PrecisionHawk’s LATAS platform operates over LTE and through satellites, according to the release, and connects airspace safety technologies such as dynamic geofencing, detect and avoid and aircraft tracking, providing safety as a service for the UAS industry. By using the existing infrastructure of Verizon cell towers, LATAS is scalable for UAS operating throughout the U.S.

LATAS will use DigitalGlobe’s Geospatial Big Data Platform to enable UAS to identify and avoid obstacles, including buildings and cable lines, according to the release.

The Nationwide Automatic Dependent Surveillance-Broadcast (ADS-B) ground station deployment by Harris is the cornerstone of the FAA’s NextGen surveillance initiative, according to the release, which is designed to improve the quality, accuracy and reliability of flight tracking data throughout the National Airspace System. The data is a synthesis of all FAA system derived aircraft surveillance data available in the U.S. National Airspace System.
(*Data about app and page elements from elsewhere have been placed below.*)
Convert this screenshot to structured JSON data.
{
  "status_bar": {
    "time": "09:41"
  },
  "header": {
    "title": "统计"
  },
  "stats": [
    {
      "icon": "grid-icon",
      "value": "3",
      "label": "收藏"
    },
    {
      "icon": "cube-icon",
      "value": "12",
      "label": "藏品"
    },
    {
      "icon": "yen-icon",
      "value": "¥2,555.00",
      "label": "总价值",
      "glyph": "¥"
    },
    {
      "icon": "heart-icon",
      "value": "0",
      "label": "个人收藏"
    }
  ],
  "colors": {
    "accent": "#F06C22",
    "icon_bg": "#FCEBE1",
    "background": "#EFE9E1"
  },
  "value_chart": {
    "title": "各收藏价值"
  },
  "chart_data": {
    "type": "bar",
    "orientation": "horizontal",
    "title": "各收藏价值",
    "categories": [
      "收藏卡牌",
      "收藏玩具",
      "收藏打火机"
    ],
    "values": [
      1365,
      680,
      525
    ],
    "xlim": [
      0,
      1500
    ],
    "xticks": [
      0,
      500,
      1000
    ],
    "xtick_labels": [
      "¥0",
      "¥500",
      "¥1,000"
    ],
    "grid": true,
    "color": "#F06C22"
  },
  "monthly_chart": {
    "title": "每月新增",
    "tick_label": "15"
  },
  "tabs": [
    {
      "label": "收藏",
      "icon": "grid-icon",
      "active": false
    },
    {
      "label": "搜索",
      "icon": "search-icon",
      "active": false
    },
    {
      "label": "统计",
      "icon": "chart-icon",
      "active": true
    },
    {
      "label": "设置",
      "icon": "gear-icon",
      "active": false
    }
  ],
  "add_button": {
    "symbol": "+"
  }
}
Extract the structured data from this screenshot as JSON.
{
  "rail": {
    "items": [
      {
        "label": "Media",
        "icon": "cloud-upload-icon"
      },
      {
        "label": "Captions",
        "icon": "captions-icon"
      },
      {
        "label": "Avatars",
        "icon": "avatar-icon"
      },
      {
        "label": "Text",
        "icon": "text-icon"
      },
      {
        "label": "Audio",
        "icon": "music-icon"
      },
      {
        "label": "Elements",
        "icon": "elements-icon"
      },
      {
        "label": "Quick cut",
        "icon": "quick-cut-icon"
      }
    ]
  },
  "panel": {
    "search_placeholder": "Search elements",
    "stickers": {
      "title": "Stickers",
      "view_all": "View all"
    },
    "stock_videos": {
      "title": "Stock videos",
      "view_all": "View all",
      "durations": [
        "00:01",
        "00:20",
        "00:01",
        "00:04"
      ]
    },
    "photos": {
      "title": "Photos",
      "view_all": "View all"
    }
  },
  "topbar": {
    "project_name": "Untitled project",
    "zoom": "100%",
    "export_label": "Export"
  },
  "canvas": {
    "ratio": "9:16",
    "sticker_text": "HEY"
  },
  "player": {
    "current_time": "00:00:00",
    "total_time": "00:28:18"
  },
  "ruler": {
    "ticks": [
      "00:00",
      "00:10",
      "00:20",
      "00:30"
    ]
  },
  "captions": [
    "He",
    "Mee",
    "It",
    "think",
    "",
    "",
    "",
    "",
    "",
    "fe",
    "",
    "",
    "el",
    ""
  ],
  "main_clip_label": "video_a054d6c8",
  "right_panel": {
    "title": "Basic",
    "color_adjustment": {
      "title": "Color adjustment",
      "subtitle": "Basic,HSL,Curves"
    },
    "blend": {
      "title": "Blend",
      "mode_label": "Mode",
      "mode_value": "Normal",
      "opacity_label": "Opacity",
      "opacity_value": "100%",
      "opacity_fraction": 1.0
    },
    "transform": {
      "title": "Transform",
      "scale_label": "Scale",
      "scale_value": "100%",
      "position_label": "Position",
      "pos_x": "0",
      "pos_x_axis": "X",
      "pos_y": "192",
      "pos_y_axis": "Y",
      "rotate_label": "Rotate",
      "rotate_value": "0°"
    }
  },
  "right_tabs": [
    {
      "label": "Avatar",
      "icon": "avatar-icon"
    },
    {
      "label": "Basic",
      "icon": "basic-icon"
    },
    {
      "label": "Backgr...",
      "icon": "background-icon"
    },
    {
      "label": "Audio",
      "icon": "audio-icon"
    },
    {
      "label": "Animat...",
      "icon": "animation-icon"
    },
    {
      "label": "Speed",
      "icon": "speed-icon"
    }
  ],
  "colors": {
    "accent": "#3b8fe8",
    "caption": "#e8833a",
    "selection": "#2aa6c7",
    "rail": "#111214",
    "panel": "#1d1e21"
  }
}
This collaboration between PrecisionHawk, Verizon, DigitalGlobe, and Harris can provide the industry with an integrated, complete solution to safely manage UAS traffic, according to the release. The companies will continue to test this ecosystem and bring on other partners to further expand its capabilities.

“With this collaboration, the innovation of the tech community is addressing the timely need for a safety services to accelerate drone integration,” said Tyler Collins, Director of LATAS at PrecisionHawk, according to the release. “Verizon, Harris and DigitalGlobe bring technology components, expertise and credibility that are critical to the success of this ecosystem. We look forward to expanding testing through the FAA Pathfinder and NASA UTM programs in 2015.”

Courtesy: Inside Unmanned Systems